To inspire confidence among voters, I had to challenge their imagination. They needed to envision leadership in a way that would encompass contenders such as myself. So I decided my campaign had to be unique.
I teamed up with an incumbent bencher and ran a joint campaign. We shared resources, merged our networks and attended events together. And our campaign was successful: in 2015, I became the first female South Asian to be elected bencher in the Law Society’s history.
It’s been four years since that historic win. During that time, I’ve worked to make the profession better for the public, racialized licensees, those with mental-health issues and Indigenous communities. I am running for re-election to continue that work.
But this time, I wanted to help uplift a new voice in the profession, just as had been done for me. So I asked Jayashree Goswami, a litigator and in-house counsel at Intact Insurance, to be my running mate. Voters can, of course, vote for us separately, but we wanted to team up to run joint ads together, share resources and ideas and make connections. We have also challenged each other to be better and more informed.
Jayashree is an incredible running mate: a racialized woman who is smart, pragmatic and thoughtful. She is also a former president of the South Asian Bar Association, a past president of the Roundtable of Diversity Associations and my former colleague on the Equity Advisory Group at the Law Society. In other words, she is exceptional and much needed at Convocation.
We all know that diverse organizations make different and better decisions. But it’s also true that the most prominent strategy that experts have suggested women deploy in order to ascend the corporate ladder — and, yes, I’m talking about “leaning in” — does not work well for racialized women. “Women of color and working-class women have been leaning in since day one,” Minda Harts, an advocate for women of colour in the workplace, told Fast Company. “There has to be an intentional structure in place to make sure that women of color have an opportunity to advance.”

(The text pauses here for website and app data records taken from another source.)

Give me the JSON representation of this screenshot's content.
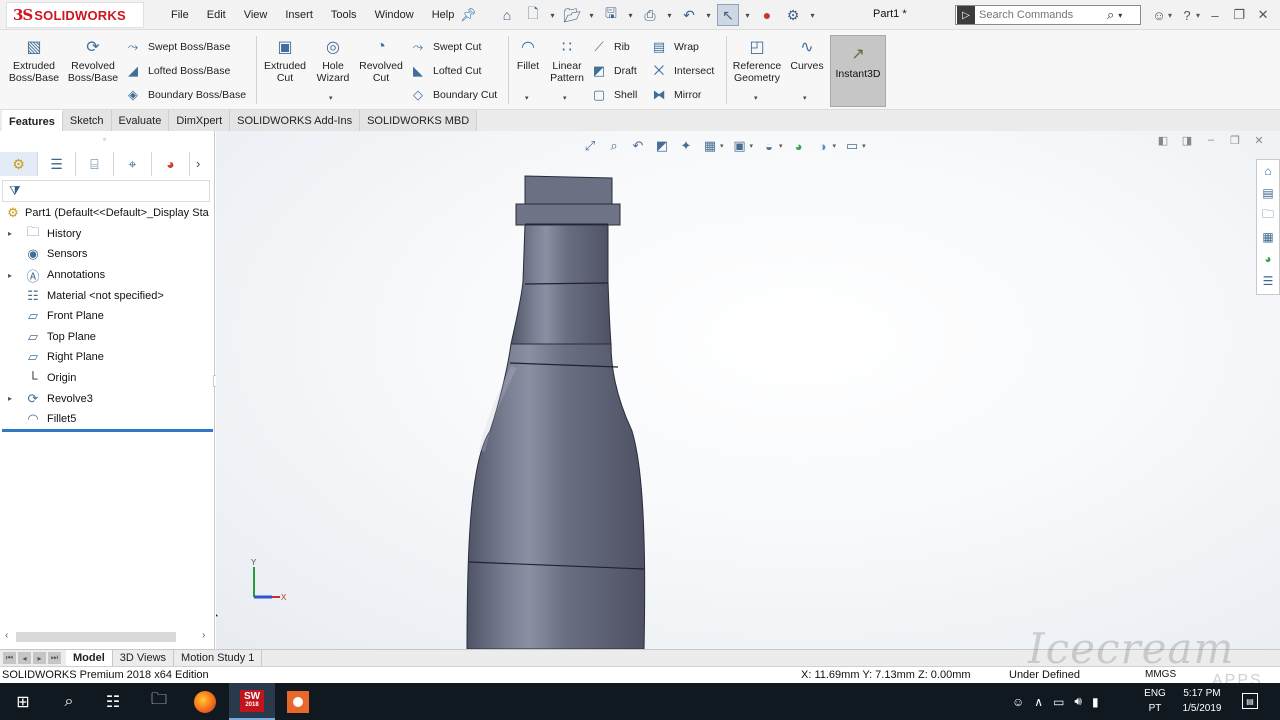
{
  "app": {
    "brand_prefix": "3S",
    "brand_name": "SOLIDWORKS",
    "document_title": "Part1 *"
  },
  "menus": [
    "File",
    "Edit",
    "View",
    "Insert",
    "Tools",
    "Window",
    "Help"
  ],
  "search": {
    "placeholder": "Search Commands"
  },
  "command_manager": {
    "extruded_boss": "Extruded Boss/Base",
    "revolved_boss": "Revolved Boss/Base",
    "swept_boss": "Swept Boss/Base",
    "lofted_boss": "Lofted Boss/Base",
    "boundary_boss": "Boundary Boss/Base",
    "extruded_cut": "Extruded Cut",
    "hole_wizard": "Hole Wizard",
    "revolved_cut": "Revolved Cut",
    "swept_cut": "Swept Cut",
    "lofted_cut": "Lofted Cut",
    "boundary_cut": "Boundary Cut",
    "fillet": "Fillet",
    "linear_pattern": "Linear Pattern",
    "rib": "Rib",
    "draft": "Draft",
    "shell": "Shell",
    "wrap": "Wrap",
    "intersect": "Intersect",
    "mirror": "Mirror",
    "reference_geometry": "Reference Geometry",
    "curves": "Curves",
    "instant3d": "Instant3D"
  },
  "command_tabs": [
    {
      "label": "Features",
      "active": true
    },
    {
      "label": "Sketch",
      "active": false
    },
    {
      "label": "Evaluate",
      "active": false
    },
    {
      "label": "DimXpert",
      "active": false
    },
    {
      "label": "SOLIDWORKS Add-Ins",
      "active": false
    },
    {
      "label": "SOLIDWORKS MBD",
      "active": false
    }
  ],
  "feature_tree": {
    "root": "Part1  (Default<<Default>_Display Sta",
    "items": [
      {
        "label": "History",
        "icon": "history-folder-icon",
        "expandable": true
      },
      {
        "label": "Sensors",
        "icon": "sensors-icon",
        "expandable": false
      },
      {
        "label": "Annotations",
        "icon": "annotations-icon",
        "expandable": true
      },
      {
        "label": "Material <not specified>",
        "icon": "material-icon",
        "expandable": false
      },
      {
        "label": "Front Plane",
        "icon": "plane-icon",
        "expandable": false
      },
      {
        "label": "Top Plane",
        "icon": "plane-icon",
        "expandable": false
      },
      {
        "label": "Right Plane",
        "icon": "plane-icon",
        "expandable": false
      },
      {
        "label": "Origin",
        "icon": "origin-icon",
        "expandable": false
      },
      {
        "label": "Revolve3",
        "icon": "revolve-feature-icon",
        "expandable": true
      },
      {
        "label": "Fillet5",
        "icon": "fillet-feature-icon",
        "expandable": false
      }
    ]
  },
  "triad": {
    "y_label": "Y",
    "x_label": "X"
  },
  "model_tabs": [
    {
      "label": "Model",
      "active": true
    },
    {
      "label": "3D Views",
      "active": false
    },
    {
      "label": "Motion Study 1",
      "active": false
    }
  ],
  "status_bar": {
    "edition": "SOLIDWORKS Premium 2018 x64 Edition",
    "coordinates": "X: 11.69mm Y: 7.13mm Z: 0.00mm",
    "definition": "Under Defined",
    "units": "MMGS"
  },
  "watermark": {
    "line1": "Icecream",
    "line2": "APPS"
  },
  "taskbar": {
    "sw_badge": "SW",
    "sw_year": "2018",
    "language": "ENG",
    "region": "PT",
    "time": "5:17 PM",
    "date": "1/5/2019"
  },
  "colors": {
    "brand_red": "#d0141e",
    "model_body": "#6b6f82",
    "rollback_bar": "#2f78c4",
    "taskbar_bg": "#101820"
  }
}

When I became part of a joint campaign in the last election, we created a new structure. And that is what I am hoping to do for Jayashree. I believe in the power of championing others as a way to effect change — and in the importance of women lifting up other women.
I also believe it doesn’t matter that we don’t have Bay Street connections or budgets, or other privileges that might help other lawyers win elections. If you want something, don’t expect it to happen on its own. Do something amazing. Do something different. And do something to help champion the voices that you want to be heard.

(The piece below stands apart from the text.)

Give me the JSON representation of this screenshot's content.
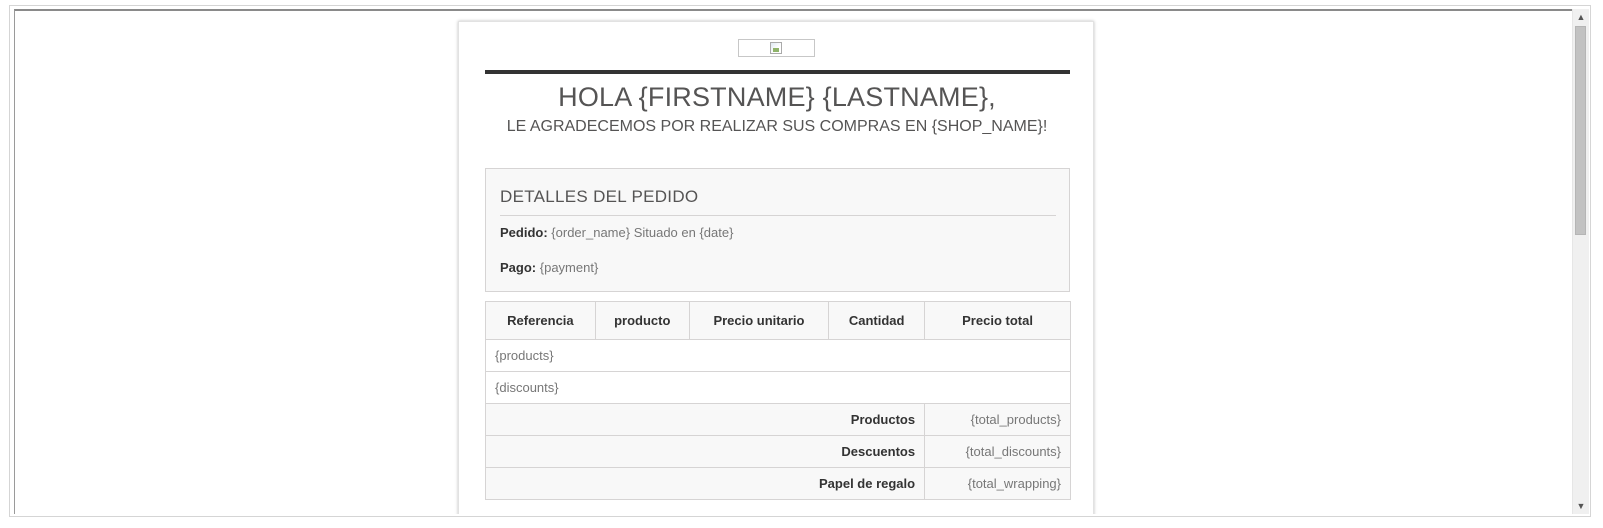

Isfahan Merali is a bencher in Toronto and tribunal counsel with Ontario’s Consent and Capacity Board, with a focus on administrative and mental health law.